So instead of naming off Hoffman's greatest performances and adding to the pile of almost identical lists that you've already seen on the Internet over the past few weeks, I'll give you a rundown of how many times Philip Seymour Hoffman came up in conversation organically in my day to day life (in just a little over a month) prior to his death, which, in my opinion, is the best way to show how great of an actor he was and how much he affected a common cinephile like me.
January 6th 2014
So for the majority of January I spent a decent amount of time looking at stills of Hoffman from Happiness, trying to get the right screen grabs to use for my future blog entry which should be ready at some point in April or May...

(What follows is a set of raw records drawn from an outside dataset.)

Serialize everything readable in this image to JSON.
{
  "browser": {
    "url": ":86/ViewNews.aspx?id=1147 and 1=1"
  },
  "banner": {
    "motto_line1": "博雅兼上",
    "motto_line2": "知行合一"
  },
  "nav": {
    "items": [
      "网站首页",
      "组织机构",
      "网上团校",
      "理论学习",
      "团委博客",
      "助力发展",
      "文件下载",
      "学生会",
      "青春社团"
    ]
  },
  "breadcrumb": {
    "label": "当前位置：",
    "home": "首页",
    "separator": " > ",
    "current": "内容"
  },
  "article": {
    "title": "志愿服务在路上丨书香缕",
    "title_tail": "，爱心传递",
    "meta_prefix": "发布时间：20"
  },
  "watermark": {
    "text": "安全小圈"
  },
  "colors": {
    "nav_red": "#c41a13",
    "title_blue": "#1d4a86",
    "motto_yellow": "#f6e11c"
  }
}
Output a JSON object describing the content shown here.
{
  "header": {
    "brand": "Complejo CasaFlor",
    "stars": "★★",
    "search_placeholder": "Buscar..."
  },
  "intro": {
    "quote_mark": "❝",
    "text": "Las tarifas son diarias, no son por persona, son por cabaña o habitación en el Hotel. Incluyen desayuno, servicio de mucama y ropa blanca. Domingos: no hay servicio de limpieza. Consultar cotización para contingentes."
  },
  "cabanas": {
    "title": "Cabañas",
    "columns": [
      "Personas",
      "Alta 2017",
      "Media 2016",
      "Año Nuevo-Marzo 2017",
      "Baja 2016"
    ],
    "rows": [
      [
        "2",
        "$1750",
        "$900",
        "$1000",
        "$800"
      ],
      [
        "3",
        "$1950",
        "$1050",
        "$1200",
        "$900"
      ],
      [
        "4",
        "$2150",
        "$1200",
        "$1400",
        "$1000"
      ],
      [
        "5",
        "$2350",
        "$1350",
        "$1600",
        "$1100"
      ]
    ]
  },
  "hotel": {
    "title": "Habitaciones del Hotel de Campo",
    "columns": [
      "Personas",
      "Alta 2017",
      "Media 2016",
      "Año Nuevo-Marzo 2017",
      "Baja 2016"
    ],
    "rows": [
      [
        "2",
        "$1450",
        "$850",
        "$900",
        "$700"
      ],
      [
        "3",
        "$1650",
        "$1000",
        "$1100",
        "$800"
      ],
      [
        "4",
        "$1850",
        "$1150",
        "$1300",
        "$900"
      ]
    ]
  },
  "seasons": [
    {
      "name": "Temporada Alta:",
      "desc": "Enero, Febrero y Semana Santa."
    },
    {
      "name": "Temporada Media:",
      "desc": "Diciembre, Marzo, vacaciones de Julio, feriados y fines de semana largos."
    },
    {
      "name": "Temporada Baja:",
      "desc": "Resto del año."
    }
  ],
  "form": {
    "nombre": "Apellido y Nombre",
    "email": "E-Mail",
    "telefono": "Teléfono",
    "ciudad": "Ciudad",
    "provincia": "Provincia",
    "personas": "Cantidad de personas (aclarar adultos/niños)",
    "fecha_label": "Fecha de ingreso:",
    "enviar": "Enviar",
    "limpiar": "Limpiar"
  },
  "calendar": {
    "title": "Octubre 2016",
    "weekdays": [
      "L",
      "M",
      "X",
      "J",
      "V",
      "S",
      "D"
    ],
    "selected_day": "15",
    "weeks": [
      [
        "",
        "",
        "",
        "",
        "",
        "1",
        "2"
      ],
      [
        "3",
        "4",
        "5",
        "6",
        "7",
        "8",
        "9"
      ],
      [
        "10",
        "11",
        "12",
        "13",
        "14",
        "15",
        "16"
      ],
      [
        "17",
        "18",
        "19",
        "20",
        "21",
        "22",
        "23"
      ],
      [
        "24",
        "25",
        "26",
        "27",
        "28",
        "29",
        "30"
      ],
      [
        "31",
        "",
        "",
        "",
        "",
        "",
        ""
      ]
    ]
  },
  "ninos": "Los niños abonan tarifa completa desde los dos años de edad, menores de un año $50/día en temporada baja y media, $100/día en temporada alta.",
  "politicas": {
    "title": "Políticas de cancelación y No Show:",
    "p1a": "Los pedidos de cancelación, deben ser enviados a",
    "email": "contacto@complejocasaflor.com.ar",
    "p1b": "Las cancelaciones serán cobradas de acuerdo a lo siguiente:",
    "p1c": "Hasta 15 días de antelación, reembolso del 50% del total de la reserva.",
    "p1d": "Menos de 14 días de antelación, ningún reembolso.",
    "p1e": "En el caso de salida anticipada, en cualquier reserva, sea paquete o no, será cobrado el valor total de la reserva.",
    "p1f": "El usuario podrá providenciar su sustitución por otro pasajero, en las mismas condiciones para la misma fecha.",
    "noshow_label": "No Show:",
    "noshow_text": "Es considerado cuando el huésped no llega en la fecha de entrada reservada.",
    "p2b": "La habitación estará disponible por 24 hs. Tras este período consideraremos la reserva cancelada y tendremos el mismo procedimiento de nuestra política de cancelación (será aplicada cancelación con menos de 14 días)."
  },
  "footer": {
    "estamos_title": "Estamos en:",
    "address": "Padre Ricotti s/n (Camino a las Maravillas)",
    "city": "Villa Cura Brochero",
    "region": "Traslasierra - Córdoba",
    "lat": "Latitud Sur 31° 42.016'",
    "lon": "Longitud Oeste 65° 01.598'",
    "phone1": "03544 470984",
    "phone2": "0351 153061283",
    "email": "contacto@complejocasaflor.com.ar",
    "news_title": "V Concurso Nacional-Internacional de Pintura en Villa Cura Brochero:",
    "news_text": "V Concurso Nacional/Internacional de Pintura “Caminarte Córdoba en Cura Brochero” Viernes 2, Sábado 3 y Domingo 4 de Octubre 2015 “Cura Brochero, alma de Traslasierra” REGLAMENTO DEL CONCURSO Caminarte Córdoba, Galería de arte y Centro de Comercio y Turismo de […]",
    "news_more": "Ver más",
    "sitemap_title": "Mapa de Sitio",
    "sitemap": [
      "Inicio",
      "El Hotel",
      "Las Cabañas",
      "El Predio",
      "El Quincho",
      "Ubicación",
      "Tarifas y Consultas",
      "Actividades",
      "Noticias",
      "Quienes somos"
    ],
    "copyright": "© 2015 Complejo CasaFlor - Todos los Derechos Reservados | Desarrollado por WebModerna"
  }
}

January 26th 2014While hanging out at my studio with a buddy of mine, we got in to a conversation about underrated performances by great actors and Hoffman's name eventually came up. To my surprise, he'd never seen or heard of Paul Thomas Anderson's feature film debut Hard 8. Naturally I had to pull up his one scene from that film on YouTube and as I imagined, he was enthralled by Hoffman's hilariously obnoxious performance as the nameless craps player...
Various points in January 2014I know this sounds weird, but I sometimes work out to movie clips on YouTube instead of music (and yes, people working out next to me often look over my shoulder with curiosity). Two of the clips on heavy rotation are Hoffman's breakdown in Before The Devil Knows You're Dead and the "SHUT UP!" scene from Punch Drunk Love. I must have watched these scenes at least three times each in January while working out on the elliptical at New York Sports Club.
February 1st 2014
My girlfriend and I had the pleasure of having dinner with Lelia Goldoni recently. While hanging out with John Cassavetes' iconic actress, we discussed everything from movies & the public school system to race & religion. At some point in the conversation the subject of a certain faith-based organization founded by a controversial sub-par science fiction writer came up. Naturally I inquired if Lelia had seen Paul Thomas Anderson's The Master (a film that's loosely based on the aforementioned organization). She hadn't, but when I mentioned that Hoffman portrayed a character loosely based on the said real life controversial writer, she quickly replied: "Oh, I Love him!"
I wouldn't be able to live with myself right now if I referred to Philip Seymour Hoffman as the greatest actor of our generation. I don't remember too many people saying that about him when he was alive so it feels weird saying it now (I'm willing to bet had someone like Daniel Day Lewis or Denzel Washington passed away instead of Hoffman everyone would be saying the same exact thing about one of them instead). I don't even know if he's one of my personal favorite actors. But I do know his presence played a huge part in my movie watching since the late 90's so I felt slightly obligated to write a lil' something about him